“The Summer Wine Festival is our third of four annual Okanagan Wine Festivals, and the positioning is designed to attract the peak summer tourists,” explained Blair Baldwin, of the Okanagan Wine Festivals society.
It’s the newest addition to the catalogue of wine festivals—having been held just once before—and, as such, organizers decided to ensure it offered a fresh experience.
While the fall festival is known for being one of the top events of its kind in North America for allowing visitors to experience wine culture during harvest, the summer version will capitalize on partnerships.
This year, for example, Axel Merckx’s Granfondo event in Penticton will benefit from the valley’s vintages.
“This Sunday 2,600 riders for cycling events from around the world are coming to Penticton to ride ,” Baldwin said.
“In Europe Granfondos traditionally are followed by an outdoor party .. Participants go home, have a massage, a rest and go out to party. It’s classic.”
Building on tradition, they partnered with the Granfondo and organized an event that will blend wine, food and music at Gyro Park.
In Kelowna, an equally savvy partnership will roll out.
Knowing that the Keloha festival will likely be the stomping ground for younger residents and visitors, the local leg of the event will offer a mature take on entertainment.

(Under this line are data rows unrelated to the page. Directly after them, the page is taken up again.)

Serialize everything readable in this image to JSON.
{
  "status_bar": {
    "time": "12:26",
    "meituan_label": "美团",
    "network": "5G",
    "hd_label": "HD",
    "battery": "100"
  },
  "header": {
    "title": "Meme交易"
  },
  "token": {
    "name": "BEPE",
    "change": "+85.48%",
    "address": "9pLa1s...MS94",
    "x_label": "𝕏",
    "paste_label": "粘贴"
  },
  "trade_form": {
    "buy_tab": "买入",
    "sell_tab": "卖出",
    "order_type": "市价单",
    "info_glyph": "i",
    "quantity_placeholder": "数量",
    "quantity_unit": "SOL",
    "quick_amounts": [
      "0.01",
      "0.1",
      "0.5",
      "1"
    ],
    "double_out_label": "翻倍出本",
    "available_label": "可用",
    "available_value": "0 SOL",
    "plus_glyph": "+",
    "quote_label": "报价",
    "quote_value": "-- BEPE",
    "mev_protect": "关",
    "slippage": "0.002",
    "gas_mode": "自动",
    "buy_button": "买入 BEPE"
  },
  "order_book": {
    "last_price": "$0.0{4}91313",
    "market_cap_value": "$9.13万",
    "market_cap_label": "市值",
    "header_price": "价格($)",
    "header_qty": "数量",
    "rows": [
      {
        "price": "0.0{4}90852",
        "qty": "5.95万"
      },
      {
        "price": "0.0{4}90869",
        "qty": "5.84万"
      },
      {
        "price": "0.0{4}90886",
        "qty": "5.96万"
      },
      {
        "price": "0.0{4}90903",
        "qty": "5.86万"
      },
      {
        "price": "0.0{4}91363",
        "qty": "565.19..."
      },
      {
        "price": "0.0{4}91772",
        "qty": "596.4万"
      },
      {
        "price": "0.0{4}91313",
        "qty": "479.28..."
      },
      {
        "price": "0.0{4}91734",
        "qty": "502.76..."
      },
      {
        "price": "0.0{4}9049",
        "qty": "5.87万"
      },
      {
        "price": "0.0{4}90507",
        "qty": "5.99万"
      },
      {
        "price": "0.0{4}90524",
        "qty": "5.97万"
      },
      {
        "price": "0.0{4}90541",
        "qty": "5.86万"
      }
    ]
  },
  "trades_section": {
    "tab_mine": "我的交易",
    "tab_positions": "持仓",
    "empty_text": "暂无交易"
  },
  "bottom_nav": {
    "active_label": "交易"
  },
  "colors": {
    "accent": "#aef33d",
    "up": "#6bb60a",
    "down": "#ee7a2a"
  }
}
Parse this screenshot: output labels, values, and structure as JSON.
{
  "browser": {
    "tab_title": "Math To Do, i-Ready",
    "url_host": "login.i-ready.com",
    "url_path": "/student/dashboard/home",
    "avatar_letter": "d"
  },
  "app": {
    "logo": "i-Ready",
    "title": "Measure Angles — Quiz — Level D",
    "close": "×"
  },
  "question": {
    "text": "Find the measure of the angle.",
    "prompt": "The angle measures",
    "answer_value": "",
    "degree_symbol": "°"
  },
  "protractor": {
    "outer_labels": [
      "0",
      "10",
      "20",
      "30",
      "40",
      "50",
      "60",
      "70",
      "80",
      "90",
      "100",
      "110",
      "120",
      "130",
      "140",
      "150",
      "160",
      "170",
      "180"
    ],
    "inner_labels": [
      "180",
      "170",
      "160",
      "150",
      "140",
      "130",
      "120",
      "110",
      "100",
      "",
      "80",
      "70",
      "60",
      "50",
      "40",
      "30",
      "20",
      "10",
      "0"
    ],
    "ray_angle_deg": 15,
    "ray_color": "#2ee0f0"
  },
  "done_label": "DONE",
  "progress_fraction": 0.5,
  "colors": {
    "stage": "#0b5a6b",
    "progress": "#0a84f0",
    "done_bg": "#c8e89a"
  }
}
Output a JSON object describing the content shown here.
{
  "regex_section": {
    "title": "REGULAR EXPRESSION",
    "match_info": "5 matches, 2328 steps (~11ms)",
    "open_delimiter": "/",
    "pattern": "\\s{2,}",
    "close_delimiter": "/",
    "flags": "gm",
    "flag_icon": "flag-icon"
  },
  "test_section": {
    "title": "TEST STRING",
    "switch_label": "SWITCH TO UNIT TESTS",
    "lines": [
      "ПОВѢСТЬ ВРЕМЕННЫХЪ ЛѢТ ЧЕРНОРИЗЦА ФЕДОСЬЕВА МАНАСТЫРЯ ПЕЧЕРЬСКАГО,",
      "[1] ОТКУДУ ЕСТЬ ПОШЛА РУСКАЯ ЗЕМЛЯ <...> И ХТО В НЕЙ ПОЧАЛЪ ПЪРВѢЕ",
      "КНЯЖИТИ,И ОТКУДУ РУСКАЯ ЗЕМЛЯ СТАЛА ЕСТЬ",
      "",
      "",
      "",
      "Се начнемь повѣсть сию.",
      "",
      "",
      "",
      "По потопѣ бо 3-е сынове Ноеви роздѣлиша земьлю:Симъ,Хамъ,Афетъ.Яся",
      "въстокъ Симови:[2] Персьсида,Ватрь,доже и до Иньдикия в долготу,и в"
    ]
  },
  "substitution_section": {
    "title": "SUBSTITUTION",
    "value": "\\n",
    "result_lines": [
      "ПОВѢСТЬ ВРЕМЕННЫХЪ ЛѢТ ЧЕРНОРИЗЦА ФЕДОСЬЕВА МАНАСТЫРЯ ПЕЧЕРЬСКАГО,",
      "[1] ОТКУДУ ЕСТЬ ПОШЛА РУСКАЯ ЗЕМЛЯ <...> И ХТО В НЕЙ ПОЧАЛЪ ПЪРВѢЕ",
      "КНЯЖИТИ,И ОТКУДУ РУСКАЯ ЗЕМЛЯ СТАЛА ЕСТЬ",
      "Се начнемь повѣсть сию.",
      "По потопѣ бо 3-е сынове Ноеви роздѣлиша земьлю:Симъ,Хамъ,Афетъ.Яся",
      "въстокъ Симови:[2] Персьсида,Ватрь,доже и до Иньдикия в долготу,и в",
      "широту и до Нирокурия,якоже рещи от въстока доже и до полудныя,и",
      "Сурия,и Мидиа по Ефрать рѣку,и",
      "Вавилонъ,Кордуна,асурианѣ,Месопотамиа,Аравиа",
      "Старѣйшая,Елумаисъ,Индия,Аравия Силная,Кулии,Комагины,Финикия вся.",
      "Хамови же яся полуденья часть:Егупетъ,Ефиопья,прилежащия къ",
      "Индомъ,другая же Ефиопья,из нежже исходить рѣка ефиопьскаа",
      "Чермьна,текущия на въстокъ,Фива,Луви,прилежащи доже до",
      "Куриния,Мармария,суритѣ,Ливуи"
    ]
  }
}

“We’re holding Pop Goes the Cork in the Rotary Arts area,” he explained.
The artist hired to entertain as wine is sipped and local nosh is dished out “won’t rock the joint” with his soulful jazz, but he will entertain.
“It’s just another example of offering something for people looking for something to do.”
Luckily, he said, the weather forecast is looking amazing, which means that it should be a big success.
Hopefully, he said, taht will be felt in the coffers of local businesses.
As is Okanagan wine festivals offer a economic boon to the valley.
“Revenues of ticket sales at 150 events and wine sales during 10 days amounted to $4.74 million,” he said, noting those figures were collected in 2010.
That figure excludes and revenues garnered from hotel and restaurant revenues.
“If you think 30 years ago, people thought the local wine industry was built so grape growers would be justified crying into their (drinks) —that’s great,” he said, adding the key to success is looking for fresh ideas and adapting around core values.
“There are opportunities.”
For more events go to http://www.thewinefestivals.com/the_summer_okanagan_wine_festival/